_PROBLEM TO SOLVE_:
Images excluded, reproduce each line of the records exactly as it stands.

_App and web page records_:
========================
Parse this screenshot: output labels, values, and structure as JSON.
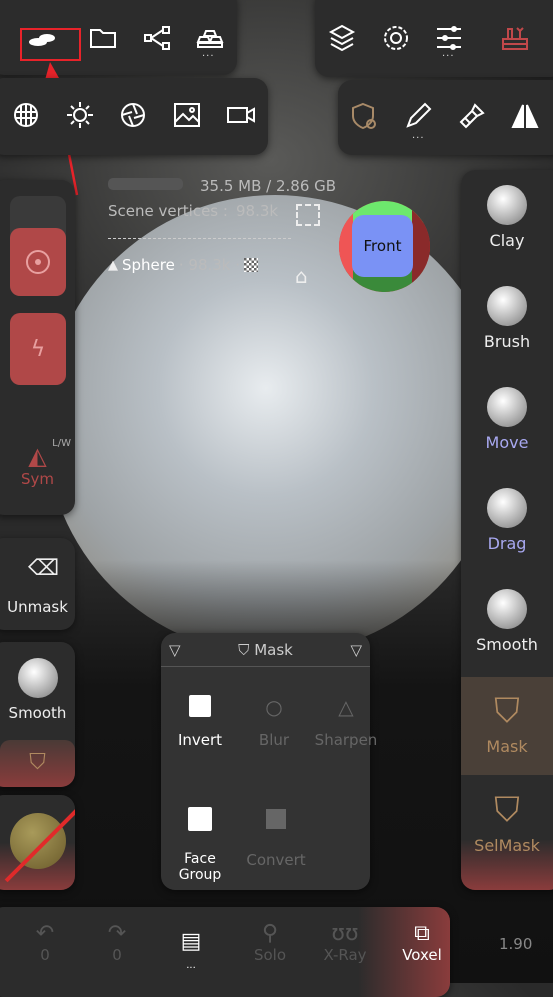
{
  "top_left": {
    "icons": [
      "scene-icon",
      "folder-icon",
      "share-icon",
      "gold-bars-icon"
    ],
    "more": "..."
  },
  "top_left_row2": {
    "icons": [
      "mesh-icon",
      "light-icon",
      "aperture-icon",
      "image-icon",
      "camera-icon"
    ]
  },
  "top_right": {
    "icons": [
      "layers-icon",
      "gear-icon",
      "sliders-icon",
      "toolbox-icon"
    ],
    "more": "...",
    "toolbox_color": "#c0484a"
  },
  "top_right_row2": {
    "icons": [
      "mask-settings-icon",
      "brush-icon",
      "paint-icon",
      "mirror-icon"
    ],
    "more": "..."
  },
  "info": {
    "memory": "35.5 MB / 2.86 GB",
    "vertices_label": "Scene vertices :",
    "vertices": "98.3k",
    "object": "Sphere",
    "object_vertices": "· 98.3k ·"
  },
  "gizmo": {
    "label": "Front"
  },
  "left": {
    "sym_label": "Sym",
    "sym_badge": "L/W",
    "unmask": "Unmask",
    "smooth": "Smooth"
  },
  "right_tools": [
    {
      "label": "Clay"
    },
    {
      "label": "Brush"
    },
    {
      "label": "Move"
    },
    {
      "label": "Drag"
    },
    {
      "label": "Smooth"
    },
    {
      "label": "Mask",
      "active": true
    },
    {
      "label": "SelMask"
    }
  ],
  "mask_popup": {
    "title": "Mask",
    "items": [
      {
        "label": "Invert",
        "enabled": true
      },
      {
        "label": "Blur",
        "enabled": false
      },
      {
        "label": "Sharpen",
        "enabled": false
      },
      {
        "label": "Face Group",
        "enabled": true
      },
      {
        "label": "Convert",
        "enabled": false
      }
    ]
  },
  "bottom": {
    "undo": "0",
    "redo": "0",
    "more": "...",
    "solo": "Solo",
    "xray": "X-Ray",
    "voxel": "Voxel",
    "value": "1.90"
  },
  "colors": {
    "accent_red": "#b24a4a",
    "mask_gold": "#b08a60",
    "move_blue": "#a8a8f0"
  }
}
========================
_TASK ANSWER_:
Parse this screenshot: output labels, values, and structure as JSON.
{
  "top_left": {
    "icons": [
      "scene-icon",
      "folder-icon",
      "share-icon",
      "gold-bars-icon"
    ],
    "more": "..."
  },
  "top_left_row2": {
    "icons": [
      "mesh-icon",
      "light-icon",
      "aperture-icon",
      "image-icon",
      "camera-icon"
    ]
  },
  "top_right": {
    "icons": [
      "layers-icon",
      "gear-icon",
      "sliders-icon",
      "toolbox-icon"
    ],
    "more": "...",
    "toolbox_color": "#c0484a"
  },
  "top_right_row2": {
    "icons": [
      "mask-settings-icon",
      "brush-icon",
      "paint-icon",
      "mirror-icon"
    ],
    "more": "..."
  },
  "info": {
    "memory": "35.5 MB / 2.86 GB",
    "vertices_label": "Scene vertices :",
    "vertices": "98.3k",
    "object": "Sphere",
    "object_vertices": "· 98.3k ·"
  },
  "gizmo": {
    "label": "Front"
  },
  "left": {
    "sym_label": "Sym",
    "sym_badge": "L/W",
    "unmask": "Unmask",
    "smooth": "Smooth"
  },
  "right_tools": [
    {
      "label": "Clay"
    },
    {
      "label": "Brush"
    },
    {
      "label": "Move"
    },
    {
      "label": "Drag"
    },
    {
      "label": "Smooth"
    },
    {
      "label": "Mask",
      "active": true
    },
    {
      "label": "SelMask"
    }
  ],
  "mask_popup": {
    "title": "Mask",
    "items": [
      {
        "label": "Invert",
        "enabled": true
      },
      {
        "label": "Blur",
        "enabled": false
      },
      {
        "label": "Sharpen",
        "enabled": false
      },
      {
        "label": "Face Group",
        "enabled": true
      },
      {
        "label": "Convert",
        "enabled": false
      }
    ]
  },
  "bottom": {
    "undo": "0",
    "redo": "0",
    "more": "...",
    "solo": "Solo",
    "xray": "X-Ray",
    "voxel": "Voxel",
    "value": "1.90"
  },
  "colors": {
    "accent_red": "#b24a4a",
    "mask_gold": "#b08a60",
    "move_blue": "#a8a8f0"
  }
}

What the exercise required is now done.